Did I have a nice, deep meditation or profound spiritual experience. No, not really. But, I do get to practice patience and love, and there ain’t nothin’ wrong with that. It’s a lovely way to start a day.

Road trip: the road


Friday, the day I was to start my journey down south to see my brother, started out most auspiciously with the reappearance of Pretty O’Feral whom I had written off as being dead. While I was making coffee I heard mewing at my kitchen door. It was Pretty! I was so happy to see her. I stood guard against any other cats while she scarfed down her food. She was still nervous as when I last saw her three weeks ago, but she looked good. Then I went out for a long needed haircut. I’m happy with the results. I was feeling good as I threw my stuff together for the six hour drive ahead. As I started my journey, I was greeted by a rainbow ahead. It all felt quite fortuitous.

A lot of people don’t like the 400 mile drive down I-5 between the San Francisco Bay Area and the Los Angeles area. It’s a notoriously monotonous drive with little scenery and the the only signs of civilization are the few roadside clusters of gas stations and fast food joints. Me, I rather like the drive. I see driving that 250 mile long stretch of straight flat road as a kind of mediation.

(Warning: tortured analogies ahead)

Like meditation, having a effortless journey along I-5 takes a relaxed focused mind. When we are focusing on the breath in meditation, our mind finds distractions to follow; sounds, memories, plans and plain old random shit. So too when we drive down I-5 we move towards distraction; music, the phone, the bad behavior of other drivers and even the scenery, what little there is of it. Yet, if we can just stay focused on the driving, and relax into the moment, you start to get into the flow and really enjoy it. Driving down a busy two-lane interstate highway is a like a dance.  Becoming one with the flow of the traffic, we move in and out of the passing lane, always acutely aware of the other drivers in the dance. Sometimes you give way, and other times you are given way. Sure, there are some on the road who don’t know the steps, who stubbornly insist on sitting in the passing/fast lane when there are others who need to get by. But, even that is part of the dance. You adjust, slow down – eventually you will pass. Soon they will be nothing but a passing annoyance in your rear view mirror. And, if you stay present with what is going on you can even learn something about yourself.

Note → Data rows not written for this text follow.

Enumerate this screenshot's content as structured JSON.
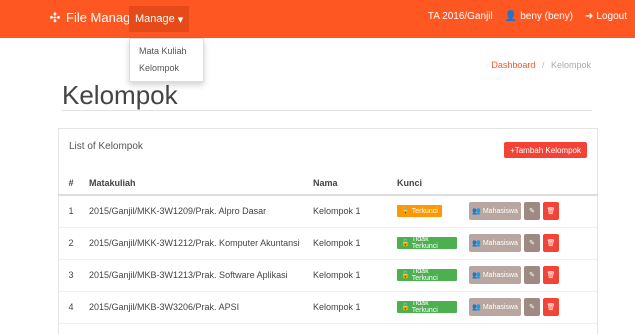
{
  "navbar": {
    "brand": "File Manager",
    "manage_label": "Manage",
    "period": "TA 2016/Ganjil",
    "user": "beny (beny)",
    "logout": "Logout"
  },
  "dropdown": {
    "items": [
      "Mata Kuliah",
      "Kelompok"
    ]
  },
  "breadcrumb": {
    "dashboard": "Dashboard",
    "separator": "/",
    "current": "Kelompok"
  },
  "page": {
    "title": "Kelompok"
  },
  "panel": {
    "title": "List of Kelompok",
    "add_button": "Tambah Kelompok"
  },
  "table": {
    "headers": {
      "no": "#",
      "matakuliah": "Matakuliah",
      "nama": "Nama",
      "kunci": "Kunci"
    },
    "rows": [
      {
        "no": "1",
        "matakuliah": "2015/Ganjil/MKK-3W1209/Prak. Alpro Dasar",
        "nama": "Kelompok 1",
        "kunci": "Terkunci",
        "status": "locked"
      },
      {
        "no": "2",
        "matakuliah": "2015/Ganjil/MKK-3W1212/Prak. Komputer Akuntansi",
        "nama": "Kelompok 1",
        "kunci": "Tidak Terkunci",
        "status": "unlocked"
      },
      {
        "no": "3",
        "matakuliah": "2015/Ganjil/MKB-3W1213/Prak. Software Aplikasi",
        "nama": "Kelompok 1",
        "kunci": "Tidak Terkunci",
        "status": "unlocked"
      },
      {
        "no": "4",
        "matakuliah": "2015/Ganjil/MKB-3W3206/Prak. APSI",
        "nama": "Kelompok 1",
        "kunci": "Tidak Terkunci",
        "status": "unlocked"
      }
    ],
    "mahasiswa_label": "Mahasiswa"
  },
  "colors": {
    "primary": "#ff5722",
    "danger": "#f44336",
    "warning": "#ff9800",
    "success": "#4caf50"
  }
}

A big ol’ SUV moved in front of me and I watched my mind tighten up. I couldn’t see anything but the back of that big ol’ red gas guzzler, so I couldn’t plan my next moves, I couldn’t anticipate, I couldn’t see the big picture. And I realized that I’m like that in general. My ability to relax into a moment is contingent on knowing where the hell I’m going. It’s not a bad thing, but it takes me away from being able to fully let go.


And while solitary road trips are great for introspective, they are also opportunity to eat snacks that you normally wouldn’t be caught dead eating. While the boyfriend loves road trips, he doesn’t partake in the guilty pleasures of the road; snacks and fast food. He’s the type that will pack some grapes, water, and insist on finding a real sit-down restaurant when it comes time to eat. Not me. At the 100 mile mark I had to make a pit stop at the emporium of bad road food, the AM/PM. Where else can you find a bag of Bugles? Who knew they still made those? However, those things are so salty, there was some concern I may stroke out, so I figured I would confuse my body and also get a bag of red vines so it wouldn’t know whether to have a stroke or go into diabetic shock. Oh, yeah, and a big bottle of Diet Mt Dew (because isn’t it obvious I’m counting calories?) Fortunately, I only ended up feeling slightly sick to my stomach.

I made decent time. Six hours. When I was younger, with a sports car and a minor death wish, I could make the trip in four hours and 45 minute (which translates as an average speed of 90 mph).

Coming up: Road trip parts 2 & 3 – the family and the hometown